The Impact of Walking on Heart Disease

By Erin Palinski-Wade

You can manage and even prevent heart disease simply by walking it away. In fact, just moderate amounts of walking daily can turn back your heart’s clock.

The impact of heart disease on America is staggering. It’s estimated that 935,000 Americans suffer a heart attack annually and the cost of coronary artery disease alone is over $108 billion dollars! So you can see just how widespread this problem really is.

One study at Washington University found just that when it tracked people between the ages of 50 and 60 years old. They followed these individuals for one and a half years and found that those who walked enough to burn 240 to 300 calories per day had hearts that pumped nutrients and blood throughout the body as effectively as individuals in their 30s and 40s!

It’s possible that walking may have a bigger role in improving heart health than even more intensive exercises such as jogging. For instance, one study comparing walkers to joggers who both exercised for the same amount of time and with the same frequency, found that walkers were able to lower triglyceride levels, the free fat within the bloodstream that, when elevated, can increase heart disease and diabetes risk, by twice as much!

This may be due to a lower‐intensity exercise, such as walking, burning more fat for fuel during exercise than higher‐intensity exercises, such as running, which rely more on sugar (glucose) in the bloodstream for energy.

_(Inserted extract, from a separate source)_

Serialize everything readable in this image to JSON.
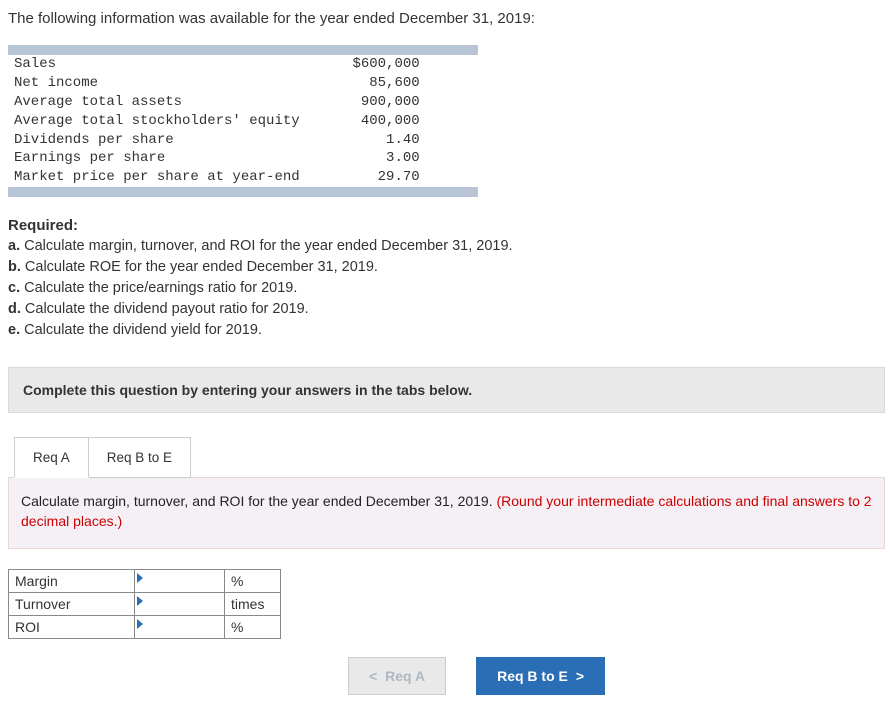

So how much walking does it take to improve your heart health? Surprisingly, not a lot. In just 30 minutes per day, one study found that walkers were able to significantly lower the inflammatory marker Creactive protein, which is an independent marker for heart disease. As you can see, with just a small amount of effort and a little time, you can turn back your heart’s clock and protect it against deadly heart disease all by just putting one foot in front of the other.